The Paradise EP, released following Del Rey’s breakthrough album Born to Die (and appended as bonus tracks to it on reissues), eschews the trashy dance pop that padded put most of the debut and instead dabbles in romanticized pop with dramatic vocals akin to Jeff Buckley‘s cult classic Grace. (If that seems like an odd comparison, know that Del Rey has expressed admiration for Buckley and one of the songs here shares the name of his former band). But Del Rey is also following the Madonna playbook. Just like Madonna’s second album, Like A Virgin, took the most scandalous elements of her music (as judged by mainstream tastes) and ran with them, Del Rey similarly tries to capitalize on the sensational. Lyrically, Paradise dwells on the ribald and lascivious. It is an awkward approach, leaning too hard on shock value. Throughout, there is a lot of emphasis on traveling and getting away — just the sorts of Americana mythology that has driven so many other musical recordings. She is clearly trying to make music with some amount of substance. But she only partly succeeds. Best tracks: “Gods and Monsters” and “Body Electric.”

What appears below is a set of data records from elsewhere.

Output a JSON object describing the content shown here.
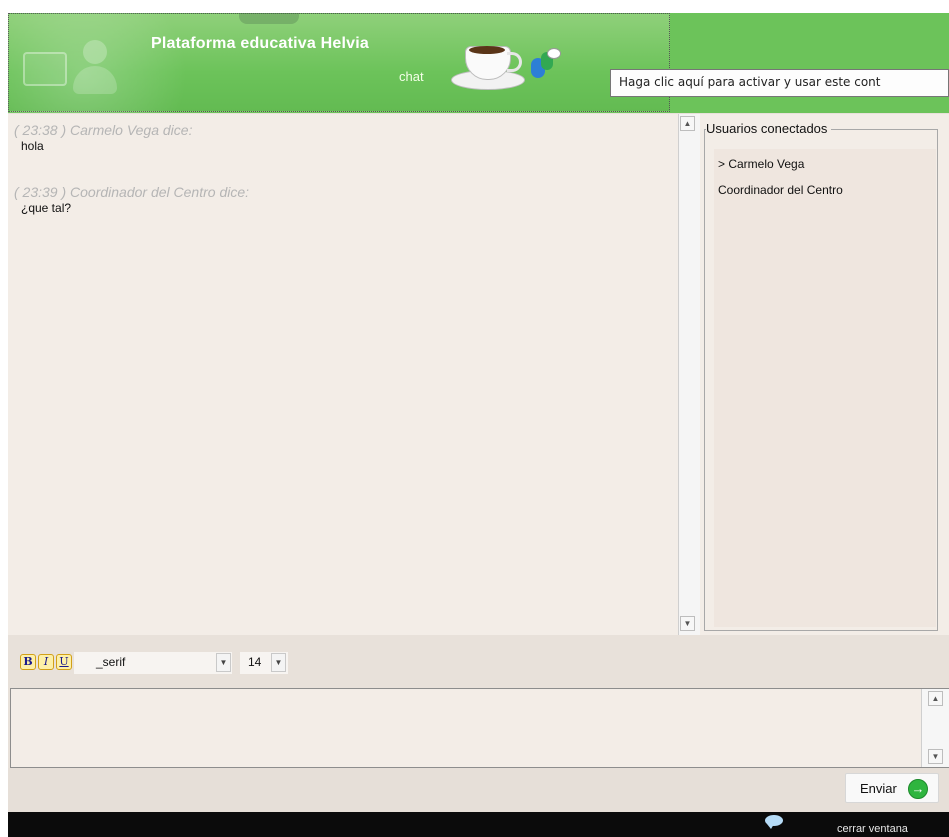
{
  "header": {
    "title": "Plataforma educativa Helvia",
    "subtitle": "chat",
    "tooltip": "Haga clic aquí para activar y usar este cont"
  },
  "chat": {
    "messages": [
      {
        "meta": "( 23:38 ) Carmelo Vega dice:",
        "text": "hola"
      },
      {
        "meta": "( 23:39 ) Coordinador del Centro dice:",
        "text": "¿que tal?"
      }
    ]
  },
  "users": {
    "legend": "Usuarios conectados",
    "items": [
      "> Carmelo Vega",
      "Coordinador del Centro"
    ]
  },
  "toolbar": {
    "bold_label": "B",
    "italic_label": "I",
    "underline_label": "U",
    "font_value": "_serif",
    "size_value": "14"
  },
  "input": {
    "value": ""
  },
  "send": {
    "label": "Enviar"
  },
  "footer": {
    "close_label": "cerrar ventana"
  },
  "colors": {
    "header_green": "#6cc35a",
    "panel_bg": "#f3ede7",
    "meta_gray": "#b5b5b5",
    "footer_bg": "#0b0b0b",
    "send_green": "#2fb53f"
  },
  "icons": [
    "laptop-icon",
    "user-silhouette-icon",
    "coffee-cup-icon",
    "messenger-icon",
    "arrow-right-icon",
    "speech-bubble-icon"
  ]
}
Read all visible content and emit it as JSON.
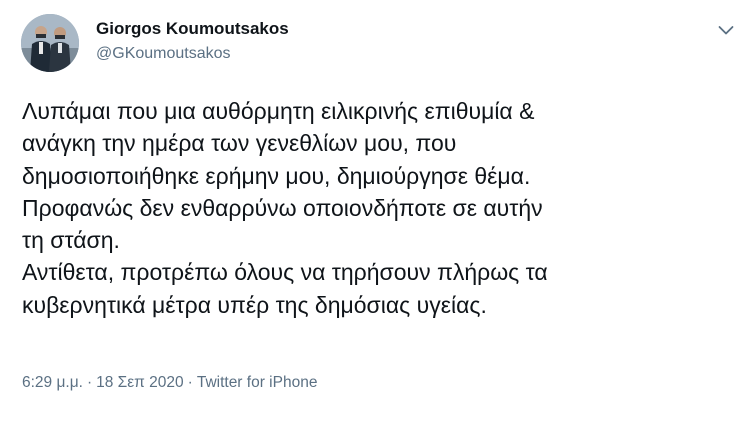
{
  "author": {
    "display_name": "Giorgos Koumoutsakos",
    "handle": "@GKoumoutsakos",
    "avatar_icon": "profile-photo"
  },
  "menu": {
    "icon": "chevron-down-icon"
  },
  "tweet": {
    "lines": [
      "Λυπάμαι που μια αυθόρμητη ειλικρινής επιθυμία &",
      "ανάγκη την ημέρα των γενεθλίων μου, που",
      "δημοσιοποιήθηκε ερήμην μου, δημιούργησε θέμα.",
      "Προφανώς δεν ενθαρρύνω οποιονδήποτε σε αυτήν",
      "τη στάση.",
      "Αντίθετα, προτρέπω όλους να τηρήσουν πλήρως τα",
      "κυβερνητικά μέτρα υπέρ της δημόσιας υγείας."
    ]
  },
  "meta": {
    "time": "6:29 μ.μ.",
    "date": "18 Σεπ 2020",
    "source": "Twitter for iPhone",
    "separator": "·"
  },
  "colors": {
    "text": "#0f1419",
    "secondary": "#5b7083",
    "background": "#ffffff"
  }
}
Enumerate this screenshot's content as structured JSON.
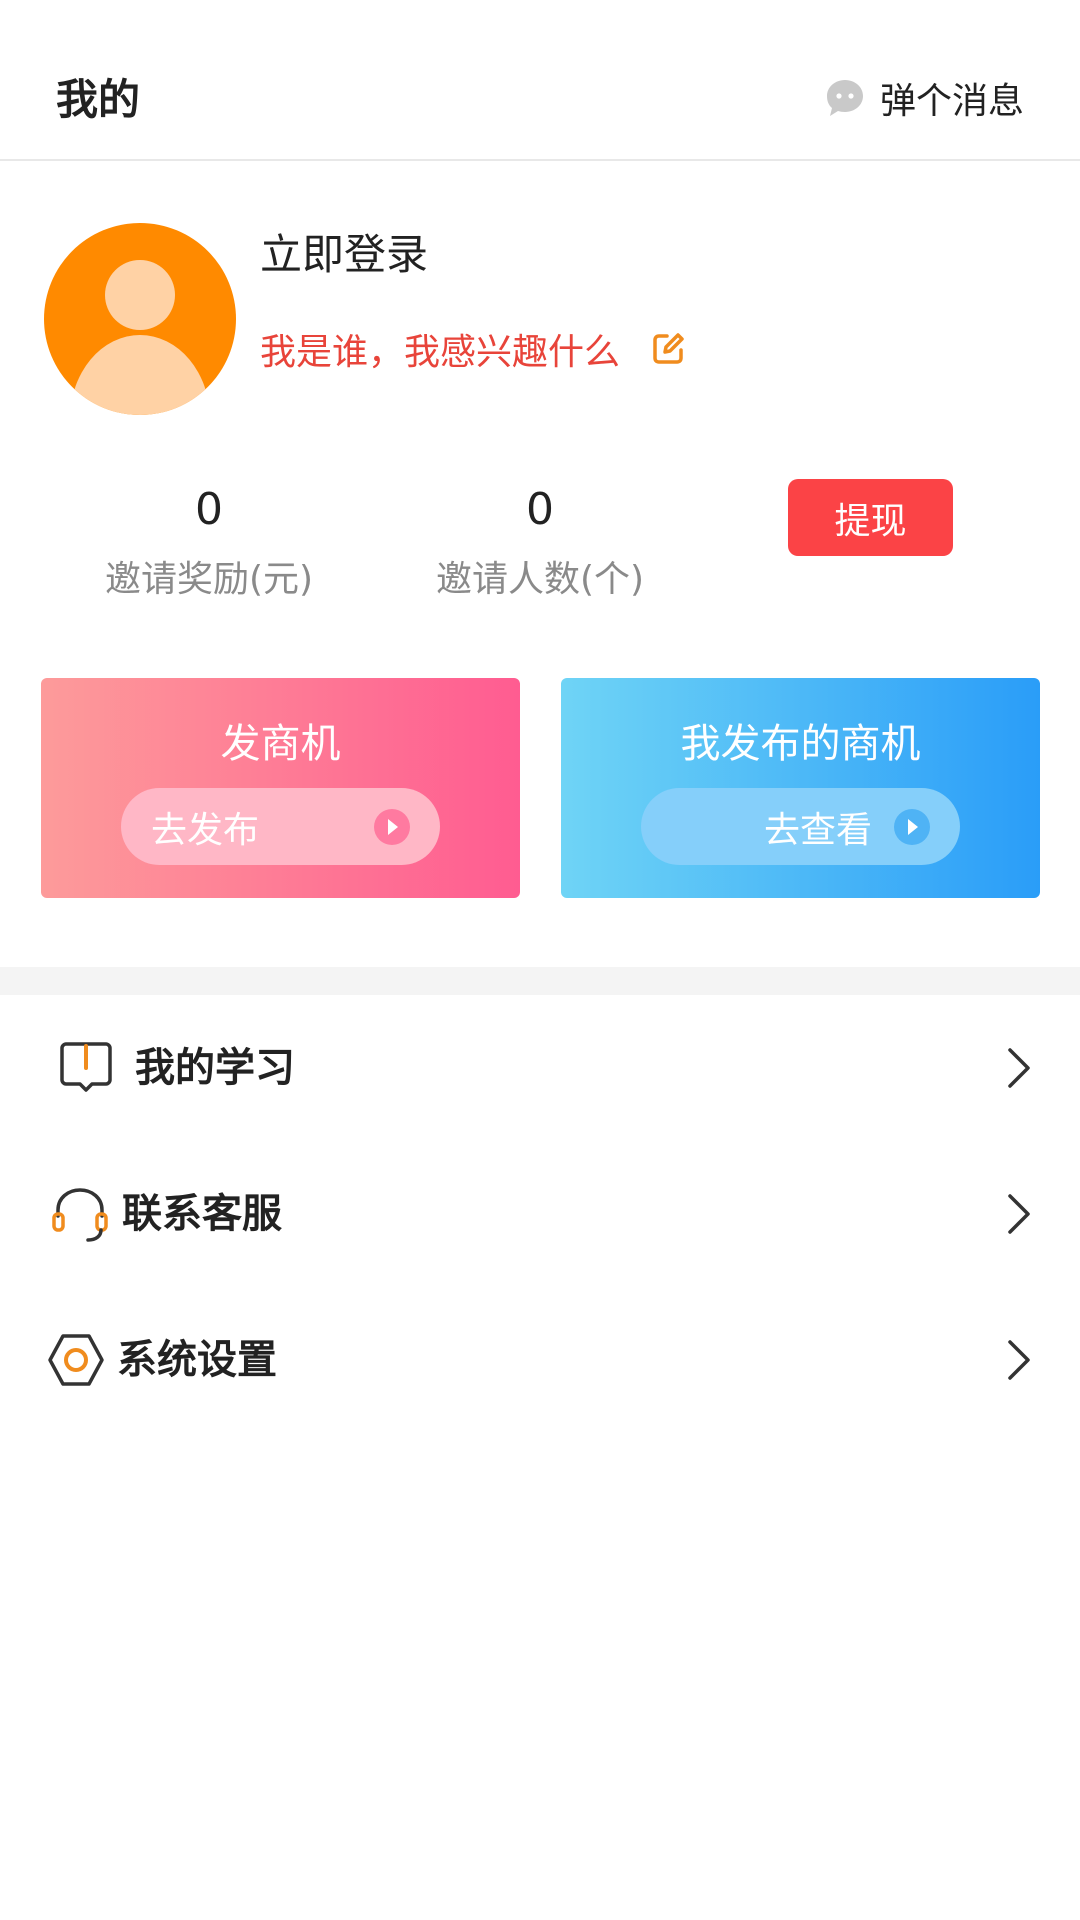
{
  "header": {
    "title": "我的",
    "message_label": "弹个消息",
    "message_icon": "chat-bubble-icon"
  },
  "profile": {
    "login_label": "立即登录",
    "bio": "我是谁，我感兴趣什么",
    "avatar_icon": "user-avatar-icon",
    "edit_icon": "edit-icon"
  },
  "stats": {
    "reward_value": "0",
    "reward_label": "邀请奖励(元)",
    "invites_value": "0",
    "invites_label": "邀请人数(个)",
    "withdraw_label": "提现"
  },
  "cards": {
    "post": {
      "title": "发商机",
      "action": "去发布"
    },
    "mine": {
      "title": "我发布的商机",
      "action": "去查看"
    }
  },
  "menu": {
    "items": [
      {
        "label": "我的学习",
        "icon": "book-icon"
      },
      {
        "label": "联系客服",
        "icon": "headset-icon"
      },
      {
        "label": "系统设置",
        "icon": "settings-icon"
      }
    ]
  },
  "colors": {
    "accent_red": "#fb4346",
    "bio_red": "#e8443a",
    "avatar_orange": "#ff8a00",
    "icon_orange": "#f08c1e",
    "card_pink_start": "#fd9b9a",
    "card_pink_end": "#ff5c91",
    "card_blue_start": "#6fd4f6",
    "card_blue_end": "#2a9df8"
  }
}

Frusciante’s solo debut is too self-consciously weird for its own good. But that doesn’t stop it from being interesting and having a few memorable tracks (“Untitled #2” and “Untitled #6”). Bear in mind that this came before Frusciante learned how to sing and that is a nagging problem. Editing back the run time and editing out the vocals might turn this into something better. As it stands, head for the man’s excellent batch of albums from a decade later, and only return to this if you want lo-fi bedroom recordings that sit on the weirder end of the continuum that includes Todd Rundgren, Jandek, Cody ChesnuTT and Ariel Pink’s Haunted Graffiti.